31st District (Cook PVI +5 Democratic)- this seat is being vacated by Republican Gary Miller who would have faced a difficult task winning reelection. It is quite possible two Democrats- Pete Aguilar and Joe Baca- will advance. This district will likely fall to the Democrats. However, the best chance for the GOP may be ex-congressional aid Lesli Gooch. If she advances to the general election then there is a 50/50 chance of keeping this seat. Getting through the primary is the first task.
33rd District (Cook PVI +11 Democratic)- this seat is being vacated by Democrat and uber-liberal Henry Waxman (and good riddance). There is little to analyze here and this writer would support the GOP candidacy of Elan Carr just because…
36th District (Cook PVI +1 Republican)- Democratic incumbent Raul Ruiz won this seat with Obama at the top of the ticket. Both Republican candidates have legislative experience, but Brian Nestande is the better candidate on the issues.
41st District (Cook PVI +9 Democratic)- Mark Takano, a Democrat, is the incumbent. On the Republican side, what would be better than running a conservative African-American woman? Not for these reasons but because of her stances on energy, Obamacare and immigration would I support the efforts of Yvonne Terrell Girard.
45th District (Cook PVI +7 Republican)- GOP incumbent John Campbell is retiring. Both Mimi Walters and Greg Raths are decent Republican replacements for Campbell. It is possible they may both advance in which case the 45th would be well-represented in Congress. If I had to choose between the two- assuming the lone Democrat sneaks in there- then I would go with Mimi Walters.

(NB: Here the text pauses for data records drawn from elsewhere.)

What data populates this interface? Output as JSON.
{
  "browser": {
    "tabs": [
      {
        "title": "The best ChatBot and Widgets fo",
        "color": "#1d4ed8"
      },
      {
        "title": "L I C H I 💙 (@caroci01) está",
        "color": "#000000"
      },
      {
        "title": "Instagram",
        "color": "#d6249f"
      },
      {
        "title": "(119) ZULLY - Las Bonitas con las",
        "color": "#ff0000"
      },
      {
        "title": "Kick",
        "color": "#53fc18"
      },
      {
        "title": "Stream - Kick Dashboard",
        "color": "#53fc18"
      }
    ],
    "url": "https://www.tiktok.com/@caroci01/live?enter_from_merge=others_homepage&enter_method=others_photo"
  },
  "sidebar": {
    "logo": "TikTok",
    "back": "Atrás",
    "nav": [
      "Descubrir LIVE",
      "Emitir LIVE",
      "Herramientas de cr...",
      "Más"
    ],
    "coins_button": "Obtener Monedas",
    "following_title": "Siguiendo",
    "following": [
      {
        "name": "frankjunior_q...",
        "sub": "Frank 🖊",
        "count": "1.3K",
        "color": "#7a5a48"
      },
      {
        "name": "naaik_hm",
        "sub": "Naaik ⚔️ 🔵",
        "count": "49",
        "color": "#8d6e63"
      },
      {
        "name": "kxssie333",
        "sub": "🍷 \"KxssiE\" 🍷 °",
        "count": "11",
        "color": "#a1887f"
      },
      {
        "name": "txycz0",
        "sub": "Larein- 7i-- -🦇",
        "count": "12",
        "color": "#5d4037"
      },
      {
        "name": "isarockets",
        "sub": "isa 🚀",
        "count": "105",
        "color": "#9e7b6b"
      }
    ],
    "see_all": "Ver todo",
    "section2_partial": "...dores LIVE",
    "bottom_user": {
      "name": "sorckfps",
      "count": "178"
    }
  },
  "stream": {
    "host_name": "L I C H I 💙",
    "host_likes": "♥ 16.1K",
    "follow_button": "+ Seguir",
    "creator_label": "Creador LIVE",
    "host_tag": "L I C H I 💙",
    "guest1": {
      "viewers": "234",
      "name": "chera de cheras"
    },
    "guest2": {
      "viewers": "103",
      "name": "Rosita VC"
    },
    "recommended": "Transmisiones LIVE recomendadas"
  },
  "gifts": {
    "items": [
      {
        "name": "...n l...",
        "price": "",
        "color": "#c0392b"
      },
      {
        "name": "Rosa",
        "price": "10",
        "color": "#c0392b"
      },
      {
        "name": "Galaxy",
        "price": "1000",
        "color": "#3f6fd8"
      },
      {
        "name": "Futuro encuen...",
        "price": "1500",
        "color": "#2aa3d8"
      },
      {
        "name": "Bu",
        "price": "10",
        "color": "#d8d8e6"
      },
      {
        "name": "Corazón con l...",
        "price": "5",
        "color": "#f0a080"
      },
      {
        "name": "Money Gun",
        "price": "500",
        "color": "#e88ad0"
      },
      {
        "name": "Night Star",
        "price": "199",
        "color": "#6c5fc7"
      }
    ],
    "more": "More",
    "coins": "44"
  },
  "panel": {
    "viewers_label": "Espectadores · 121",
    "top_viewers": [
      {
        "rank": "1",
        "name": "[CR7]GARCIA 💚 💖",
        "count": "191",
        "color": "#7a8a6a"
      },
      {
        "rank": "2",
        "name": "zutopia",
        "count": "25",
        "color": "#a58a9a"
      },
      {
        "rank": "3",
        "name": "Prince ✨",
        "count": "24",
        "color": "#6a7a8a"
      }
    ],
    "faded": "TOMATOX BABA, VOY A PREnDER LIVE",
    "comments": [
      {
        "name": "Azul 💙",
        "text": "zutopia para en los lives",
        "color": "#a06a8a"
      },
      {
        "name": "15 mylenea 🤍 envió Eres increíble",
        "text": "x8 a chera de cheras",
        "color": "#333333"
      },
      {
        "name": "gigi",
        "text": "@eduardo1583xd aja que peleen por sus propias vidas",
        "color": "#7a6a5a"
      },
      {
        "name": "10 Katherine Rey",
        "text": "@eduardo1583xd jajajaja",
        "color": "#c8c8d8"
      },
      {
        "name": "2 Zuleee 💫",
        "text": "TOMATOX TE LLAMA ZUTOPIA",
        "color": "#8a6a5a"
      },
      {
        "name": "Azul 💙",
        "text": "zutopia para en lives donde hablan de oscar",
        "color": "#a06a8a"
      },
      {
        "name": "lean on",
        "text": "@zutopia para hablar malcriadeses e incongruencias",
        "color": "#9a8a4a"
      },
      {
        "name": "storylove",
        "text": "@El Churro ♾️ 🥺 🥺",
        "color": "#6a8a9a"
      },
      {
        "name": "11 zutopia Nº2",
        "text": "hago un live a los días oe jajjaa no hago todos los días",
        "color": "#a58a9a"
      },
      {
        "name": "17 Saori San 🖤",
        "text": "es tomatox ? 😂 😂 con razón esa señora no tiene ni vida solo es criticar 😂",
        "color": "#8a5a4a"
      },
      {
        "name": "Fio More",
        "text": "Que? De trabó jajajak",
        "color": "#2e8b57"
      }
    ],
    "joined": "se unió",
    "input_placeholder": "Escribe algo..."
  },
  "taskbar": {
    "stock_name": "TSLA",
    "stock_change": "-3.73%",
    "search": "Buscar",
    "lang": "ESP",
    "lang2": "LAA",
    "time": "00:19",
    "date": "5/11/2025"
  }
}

46th District (Cook PVI +9 Democratic)- Loretta Sanchez, the Democratic incumbent, will be one candidate in November. Assuming the other Democrat on the ballot does not advance, the best choice is Carlos Vasquez.
48th District (Cook PVI +7 Republican)- Why risk the seat? Dana Rohrabacher.
52nd District (Cook PVI +2 Democratic)- Scott Peters, the Democratic incumbent, has a big target on his back this year. Three Republicans have lined up to take him on. Peters barely won in 2012. One article notes that he has voted with John Boehner 9 of 16 times Boehner has cast a vote. Big deal! This is a great opportunity for the GOP to pick up a seat in California. Therefore, the best candidate to take on Peters would be Carl DeMaio.
And finally…the 53rd District (Cook PVI +10 Democratic)- this district is currently occupied by Democrat Susan Davis. Davis endorsements sound like a who’s who of Leftist organizations although Govtrack ranks her as a rank-and-file Democrat. The problem is that she is likely a closet Socialist who will show her true stripes the more entrenched she becomes. She will advance as there are no other Democrats in the mix. The two best GOP candidates are Joel Marchese and Larry Wilske. The former is a teacher and the latter a Navy retiree. Neither have political experience. Either would be a great alternative to Davis. Given the large military presence in the San Diego-based 53rd District, one is most tempted to go with Larry Wilskie as he may be the more electable of the two. In all honesty, this writer would have no objection to either.